Singer, P.W. (2001). Pakistan’s Madrassahs: Ensuring a system of Education not Jihad, Brookings Analysis Paper # 14. Washington D.C.: Brookings.

Social Development in Pakistan, Annual Review 2002-03, The State of Education, Social Policy and Development Center. Karachi: SPDC.

Sustainable Development Policy Institute (SDPI), 2003. The Subtle Subversion: The State of Curricula and Textbooks in Pakistan. Islamabad: SDPI.

United States Commission on International Religious Freedom (USCIRF), 2011, Connecting the Dots: Education and Religious Discrimination in Pakistan (A Study of Public Schools and Madrassas). Washington D.C..

Islam and Politics

Haqqani, Husain. (2005). Pakistan: Between Mosque and Military, Lahore: Vanguard Books.

International Crisis Group Asia Report No. 216, 12 December 2011, Islamic Parties in Pakistan. Islamabad/Brussels

International Crisis Group Asia Report No. 130, 29 March 2007, Karachi’s Madrasas and Violent Extremism, Islamabad/Brussels

International Crisis Group Asia Report No. 49, 20 March 2003, Pakistan: The Mullahs and the Military. Islamabad/Brussels

Talbot, Ian. (2005). Pakistan: A Modern History. London: Hurst and Company.

Transnational Influences and Militancy

Abbas, Hassan. (2007, September 27) “Increasing Talibanization of Pakistan’s seven tribal agencies” Terrorism monitor, Volume 5, issue 18.

Abbas, Hassan. (2008, January), “A Profile of Tehrik-i-Taliban”, CTC Sentinel, vol.1, no. 2.

Dressler, Jeffrey A. (2010). The Haqqani Network: From Pakistan to Afghanistan.
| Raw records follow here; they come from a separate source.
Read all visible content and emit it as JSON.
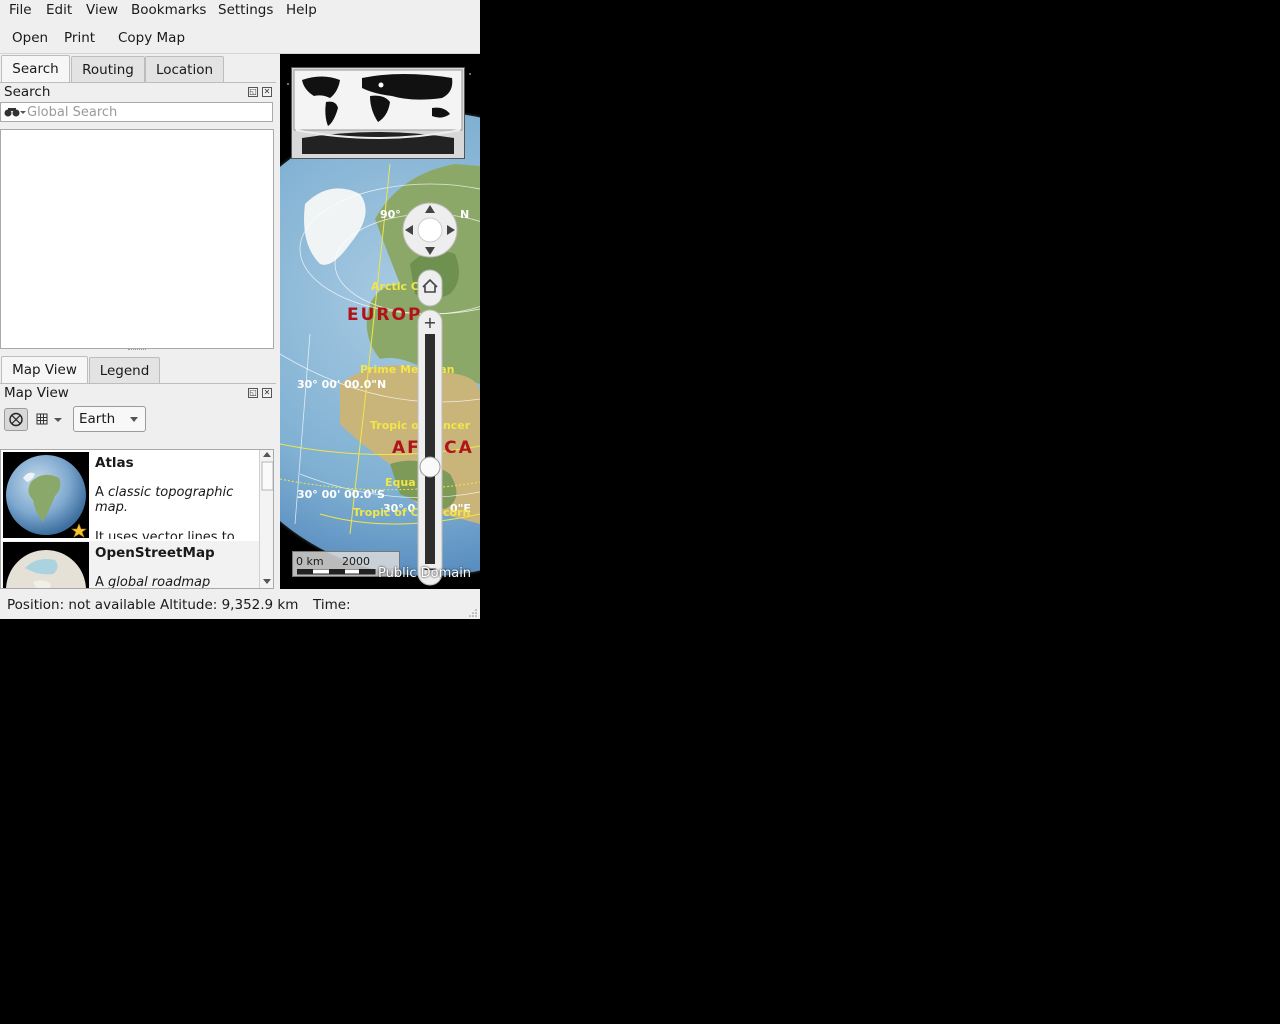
{
  "menu": [
    "File",
    "Edit",
    "View",
    "Bookmarks",
    "Settings",
    "Help"
  ],
  "toolbar": {
    "open": "Open",
    "print": "Print",
    "copy_map": "Copy Map"
  },
  "top_tabs": [
    "Search",
    "Routing",
    "Location"
  ],
  "search_panel": {
    "title": "Search",
    "placeholder": "Global Search"
  },
  "bottom_tabs": [
    "Map View",
    "Legend"
  ],
  "mapview_panel": {
    "title": "Map View",
    "planet": "Earth"
  },
  "maps": [
    {
      "name": "Atlas",
      "desc_prefix": "A ",
      "desc_em": "classic topographic map.",
      "desc_more": "It uses vector lines to"
    },
    {
      "name": "OpenStreetMap",
      "desc_prefix": "A ",
      "desc_em": "global roadmap"
    }
  ],
  "status": {
    "position": "Position: not available",
    "altitude": "Altitude:  9,352.9 km",
    "time": "Time:"
  },
  "map": {
    "lat_90": "90°",
    "lat_n": "N",
    "arctic": "Arctic C",
    "europe": "EUROP",
    "prime_meridian": "Prime Meridian",
    "lat_30n": "30° 00' 00.0\"N",
    "tropic_cancer": "Tropic of Cancer",
    "africa": "AFRICA",
    "equator": "Equa",
    "lat_30s": "30° 00' 00.0\"S",
    "lon_30e": "30° 0",
    "lon_30e_end": "0\"E",
    "tropic_capricorn": "Tropic of Capricorn",
    "scale_0": "0 km",
    "scale_2000": "2000",
    "attribution": "Public Domain"
  }
}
Washington D.C. Institute for the Study of War.

Fair, Christine. (2011, January) “The Militant Challenge in Pakistan,” Asia Policy, Number 11.

Grare, Frederic. (2006, October). Pakistan Afghanistan Relations in the Post 9/11 Era, Carnegie Papers, Number 72.

Haqqani, Hussain. (2005). Pakistan: Between Mosque and Military, Lahore: Vanguard Books.

Hoffman, Bruce (2011, May). “Bin Laden’s Killing and its Effect on Al-Qaida: What comes next?”, CTC Sentinel Special Issue.

International Crisis Group Asia Report No.227, 27 June 2012, Aid and Conflict in Pakistan. Islamabad/Brussels.

International Crisis Group Asia Report No.224, 03 May 2012, Pakistan’s Relations with India: Beyond Kashmir?Islamabad/Brussels.

International Crisis Group Asia Report No. 178, 21 October 2009, Pakistan: Countering Militancy in FATA. Islamabad/Brussels.

International Crisis Group Asia Report No. 164, 13 March 2009. The Militant Jihadi Challenge, Islamabad/Brussels.

International Crisis Group Asia Report No. 95, 18 April 2005. The State of Sectarianism in Pakistan. Islamabad/Brussels.

International Crisis Group Asia Report No.73, 16 January 2004. Unfulfilled Promises: Pakistan’s Failure to tackle Extremism. Islamabad/Brussels.

Markey, Daniel (2008). Securing Pakistan’s Tribal Belt, Center for Preventive Action, Council Special Report No. 36. New York: Council on Foreign Relations.

Markey, Daniel. (2007) “A False choice in Pakistan”, Foreign Affairs, Vo.86, No.4.

Metcalf, Barbara D. (2000). Traditionalist Islamic Activism: Deobandis, Tablighis and Talibs, Social Science Research Council.

Rana, Muhammad Amir (2010). Hizbut Tahrir in Pakistan: Discourse and Impact. Pakistan Institute for Peace Studies.

Rashid, Ahmed. (2008). Descent into Chaos: The U.S. And the Failure of Nation-Building in Pakistan, Afghanistan and Central Asia. Viking.

Reetz, Dietrich. (2009, April). Migrants, Mujahidin, Madrasa Students: The Diversity of Transnational Islam in Pakistan, The National Bureau of Asian Report.

Stern, Jessica (2003). “The Protean Enemy,” Foreign Affairs, Vol. 82, No.4.

Stern, Jessica (2000). “Pakistan’s Jihad Culture,” Foreign Affairs, Vol. 76, No.6.

Talbot, Ian. (2005). Pakistan: A Modern History. London: Hurst and Company.

Thomas, Jeffrey (2011, August 18). Transnational Terrorist Networks: The Afghanistan-Pakistan Connection, Background Brief, Center for the Study of the Presidency and Congress, August 18, 2011.